By Richard J. Newman
t was an abrupt introduction, but Air Force Tech Sgt. Calvin Markham quickly ingratiated himself with his new Northern Alliance hosts. Within 30 hours of meeting up with rebel troops, the combat controller from the 23rd Special Tactics Squadron, a specialist in calling in airstrikes, was in businessdirecting his first bombs onto Taliban forces operating across the Panjshir Valley, north of Kabul. "There was an immediate rapport," says Markham. "We'd be sitting up on [an observation post], taking very direct fire, and our Northern Alliance counterparts would be serving us tea while we called in close air support."
To bewildered Taliban troops, American smart bombs seemed to strike with supernatural accuracy. But there was a decidedly human component to the precision weapons: U.S. special-operations forces who helped pilots at 15,000 feet find their targets.
At the time, press reports gave credit to Army Green Berets. But it was Air Force combat controllers like Markham who called in 80 to 85 percent of the airstrikes, according to Col. Robert Holmes, who was commander of the Air Force's 720th Special Tactics Group, which included Markham's unit. Markham figures that he helped destroy about 500 targets.
Except for their knowledge of combat jets and aerial weapons, Air Force combat controllers are more like soldiers than pilots. They wear fatigues, not flight suits, and they train alongside Green Berets.
When the U.S. warplanes began bombing Afghanistan on October 7, the strikes were against large fixed targets like airfields, relatively easy to spot from overhead. But commanders wanted to get targeting experts on the battlefield to better direct U.S. bombs and to report back bomb damage assessment (BDA).
So when an Army Special Forces Operational Detachment, Alphaan "A Team"clambered aboard helicopters in Uzbekistan October 19 to infiltrate into Afghanistan, Markham was includedbecoming the first combat controller inside Afghanistan.
As the Green Berets readied Northern Alliance troops for a ground offensive, Markham and a couple of teammates set to work designating more than 20 targets a day for the bombers. They scoped out airfields, gun positions, camouflaged tanks, and key buildings using laser range finders, mapping software, and GPS gear, along with old-fashioned maps and compasses when their batteries ran down, which happened frequently.

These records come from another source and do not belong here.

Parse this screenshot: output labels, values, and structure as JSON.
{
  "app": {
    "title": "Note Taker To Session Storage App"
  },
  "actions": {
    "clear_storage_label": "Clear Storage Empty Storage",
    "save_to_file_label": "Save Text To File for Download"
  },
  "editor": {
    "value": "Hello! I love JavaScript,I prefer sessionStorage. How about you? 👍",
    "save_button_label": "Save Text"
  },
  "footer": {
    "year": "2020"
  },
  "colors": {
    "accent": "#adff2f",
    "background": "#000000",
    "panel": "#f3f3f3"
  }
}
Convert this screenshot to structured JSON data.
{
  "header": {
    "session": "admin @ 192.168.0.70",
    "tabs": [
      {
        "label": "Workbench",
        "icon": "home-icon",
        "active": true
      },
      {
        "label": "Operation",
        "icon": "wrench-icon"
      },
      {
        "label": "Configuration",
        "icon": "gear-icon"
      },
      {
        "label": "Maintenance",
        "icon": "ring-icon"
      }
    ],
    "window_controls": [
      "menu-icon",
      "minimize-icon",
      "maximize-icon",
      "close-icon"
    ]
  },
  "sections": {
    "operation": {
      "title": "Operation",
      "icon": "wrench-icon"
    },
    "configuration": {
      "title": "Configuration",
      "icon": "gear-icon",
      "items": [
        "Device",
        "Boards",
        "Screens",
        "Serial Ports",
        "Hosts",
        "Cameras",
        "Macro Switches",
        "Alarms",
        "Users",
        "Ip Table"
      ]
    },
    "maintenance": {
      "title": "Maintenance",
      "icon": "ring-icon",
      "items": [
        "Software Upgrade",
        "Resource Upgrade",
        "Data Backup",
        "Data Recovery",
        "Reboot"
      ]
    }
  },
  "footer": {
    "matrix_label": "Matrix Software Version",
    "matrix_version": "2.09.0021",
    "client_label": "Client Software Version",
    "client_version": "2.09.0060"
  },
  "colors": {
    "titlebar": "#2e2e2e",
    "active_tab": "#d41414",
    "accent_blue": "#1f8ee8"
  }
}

At night, Markham transmitted target data to war planners operating in Saudi Arabia. By day, Markham & Co. talked to the pilots overhead, providing target coordinates, recommending the best approaches and weapons to use, and reporting any new ground activity. Following Markham's lead, about a dozen other combat controllers were embedded with A Teams during the first six weeks of the war.
As the bombs rained down, the Taliban inadvertently helped in their own destruction. Taliban gunners figured out that observers on the high ground were calling in targets and opened fire on the observation posts. Bad idea. "Every time somebody fired a heavy gun, we'd be able to spot it," says Markham, 34, a veteran of missions in Bosnia and Africa. "They learned, 'If I'm going to shoot my weapon, I'm going to die.' "
After airstrikes, Taliban commanders filled the airwaves with chatter about what was destroyed and what wasn'tto Markham's delight. "We couldn't believe they would transmit on open radios. We got on-the-spot BDA and would correct based on that." Nor did the Taliban learn from their mistakes. Convoys moved at night with their headlights on and got wiped out. "An hour later," recalls the incredulous controller, "here would come another."
But the airstrikes did the job, breaking the Taliban's grip. And Markham rode on horseback alongside alliance fighters as they made their victorious entry into the key northern city of Konduz.